In Pakistan, dozens of hospitals have been vandalized and an "incalculable" number of medical staff have been attacked on a daily basis, according to the Young Pakistani Doctors Association. Attacks often come from the families of patients who could not be saved, in a context where hospitals are overwhelmed and in short supply.
In the Philippines, the treatment of health workers has also been questioned: they have been excluded from restaurants and public transport. In a previous incident, a nurse was attacked with bleach thrown on his face, damaging his sight.
In Mexico, assaults and threats were such that the senior nurse asked the citizens of her country on national television to stop attacking her brothers and sisters.
The list of countries where attacks and stigmatization of health workers occurred during the pandemic is still long and includes countries such as the United States, France and Australia.
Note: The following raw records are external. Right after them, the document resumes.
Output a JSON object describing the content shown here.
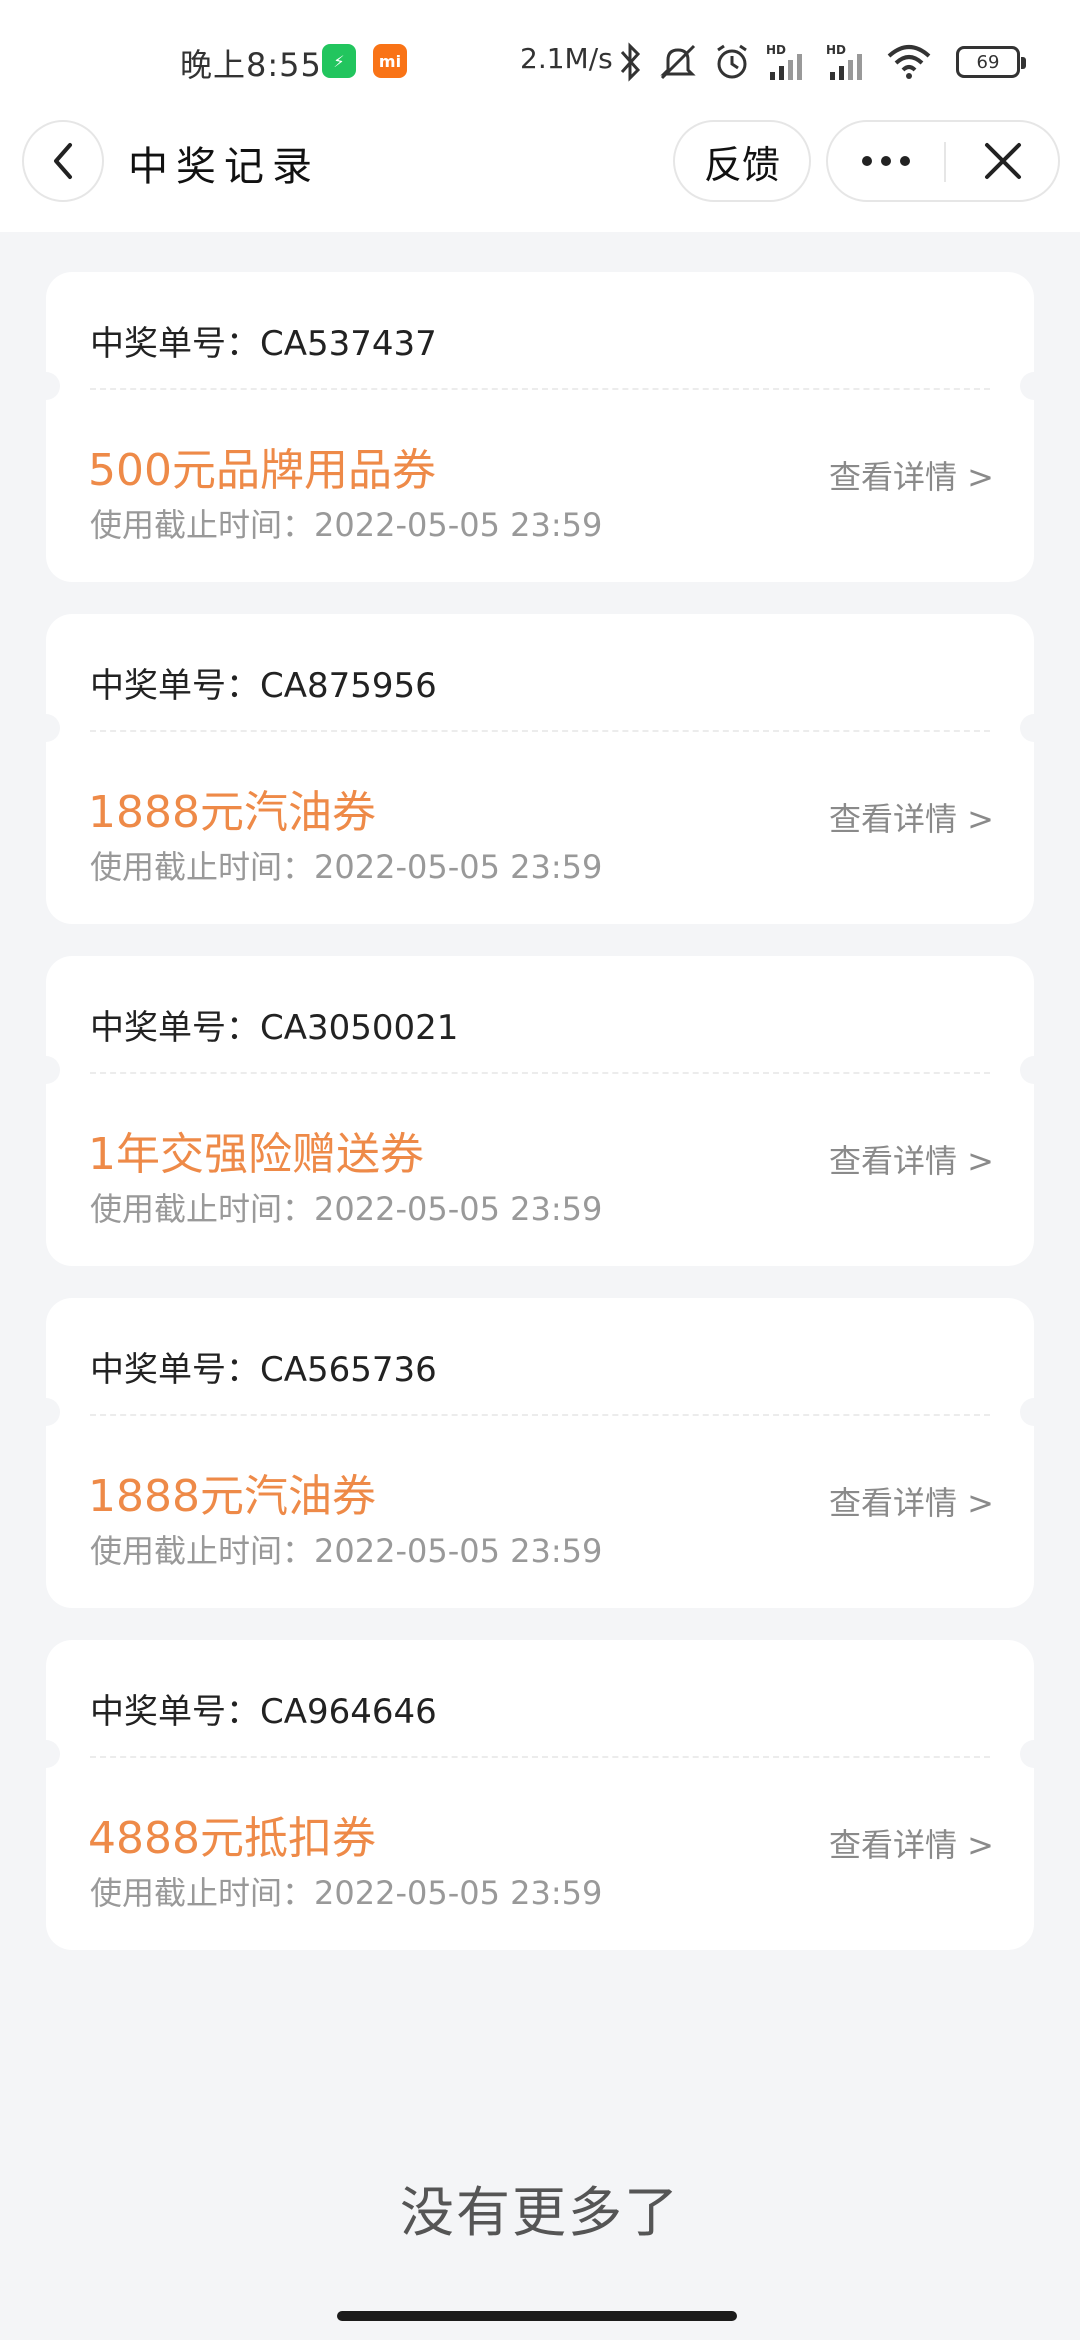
{
  "status_bar": {
    "time": "晚上8:55",
    "network_speed": "2.1M/s",
    "battery": "69",
    "icons": [
      "bluetooth-icon",
      "mute-icon",
      "alarm-icon",
      "hd-signal-icon",
      "hd-signal-icon",
      "wifi-icon"
    ]
  },
  "nav": {
    "title": "中奖记录",
    "feedback_label": "反馈"
  },
  "records": [
    {
      "order_label": "中奖单号：",
      "order_no": "CA537437",
      "prize": "500元品牌用品券",
      "deadline_label": "使用截止时间：",
      "deadline": "2022-05-05 23:59",
      "detail_label": "查看详情 >"
    },
    {
      "order_label": "中奖单号：",
      "order_no": "CA875956",
      "prize": "1888元汽油券",
      "deadline_label": "使用截止时间：",
      "deadline": "2022-05-05 23:59",
      "detail_label": "查看详情 >"
    },
    {
      "order_label": "中奖单号：",
      "order_no": "CA3050021",
      "prize": "1年交强险赠送券",
      "deadline_label": "使用截止时间：",
      "deadline": "2022-05-05 23:59",
      "detail_label": "查看详情 >"
    },
    {
      "order_label": "中奖单号：",
      "order_no": "CA565736",
      "prize": "1888元汽油券",
      "deadline_label": "使用截止时间：",
      "deadline": "2022-05-05 23:59",
      "detail_label": "查看详情 >"
    },
    {
      "order_label": "中奖单号：",
      "order_no": "CA964646",
      "prize": "4888元抵扣券",
      "deadline_label": "使用截止时间：",
      "deadline": "2022-05-05 23:59",
      "detail_label": "查看详情 >"
    }
  ],
  "footer": {
    "no_more": "没有更多了"
  },
  "colors": {
    "prize": "#ee8a48",
    "background": "#f4f5f7"
  }
}
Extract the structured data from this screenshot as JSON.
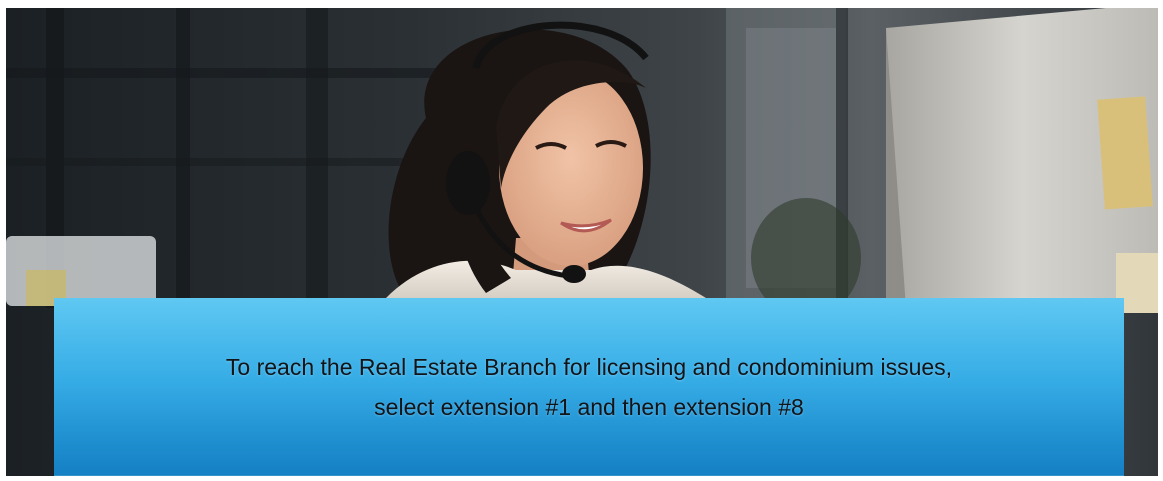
{
  "banner": {
    "photo": {
      "icon": "support-agent-photo",
      "colors": {
        "background_dark": "#1d2226",
        "monitor": "#c9c7c2",
        "sticky_note": "#d9c07a",
        "skin": "#e9b596",
        "hair": "#1a1412",
        "headset": "#121212"
      }
    },
    "caption": {
      "line1": "To reach the Real Estate Branch for licensing and condominium issues,",
      "line2": "select extension #1 and then extension #8",
      "colors": {
        "box_top": "#5fc8f2",
        "box_bottom": "#1580c4",
        "text": "#111418"
      }
    }
  }
}
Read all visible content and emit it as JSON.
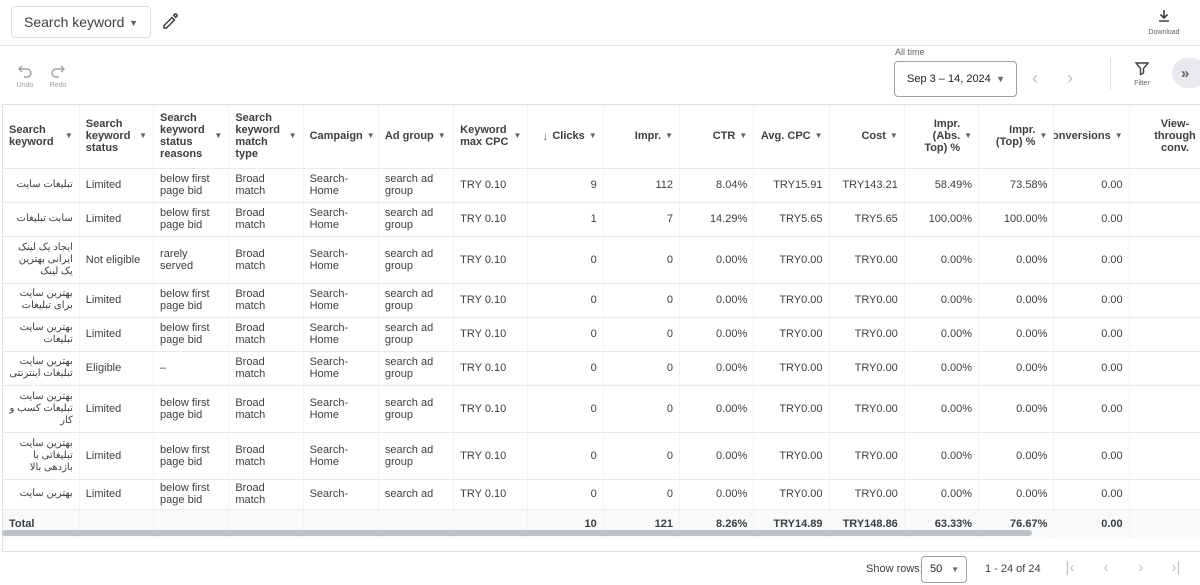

As The Lancet reminds us, these attacks are sadly not new.
Some of the mentioned countries have since taken a stand to protect health workers. Metro Manila, the capital of the Philippines, now punishes discrimination against medical personnel with fines of up to 100 dollars and six months in jail.
Caregivers silenced and punished. The crisis has exacerbated the flaws of some health systems. To avoid serious consequences for themselves and the ones they heal, health workers have publicly denounced and sometimes questioned their leaders. These criticisms were not always well-received.
In the United States, a caregiver working in a nursing home was reportedly fired after posting a video on Facebook in which she read a petition calling for more protection. Similar cases have been observed all over the world in the private sector. Even in Switzerland, an employee of an EMS was reportedly fired for disagreeing with management.
Such reprisals are sometimes widespread and emanate from the state.
In Russia, healthcare workers have received threats from their employers and public authorities for speaking out about the lack of adequate safeguards to deal with Covid-19 cases. According to Human Rights Watch, one of them, Yulia Volkova, has been charged on false information under Russian laws and faces a fine of up to 100,000 roubles (about 1,250 francs).
In Zimbabwe, where Covid-19 is undermining an already stretched healthcare system, the many dissenting voices continue to be ignored by the government. In early July, 12 nurses were arrested during a demonstration in the capital Harare as they demanded a pay rise and adequate medical protection.
In Turkey, doctors are under investigation for "making threats aimed at creating fear and panic among the public" after expressing concerns about the lack of protective equipment and about the management of the pandemic, including on social networks.
In Egypt, nine people working in the health sector who expressed security concerns or criticized government management were detained "arbitrarily" between March and June on charges of "spreading false news" and "terrorism", according to Amnesty International.
This list of situations of concern is far from exhaustive. There are concerns over whether human rights have receded during Covid-19. The crisis had after all started with doctors being silenced and applauded too late.
The story of Dr. Li Wenliang, the Chinese ophthalmologist who was among the first doctors to sound the alarm in Wuhan, illustrate the whole story. After talking to his colleagues in online groups about seven patients with SARS-like cases, he was accused by local authorities of spreading false news and silenced. He died as a result of Covid-19, after being rehabilitated by Beijing and finally — all too late – made a national hero.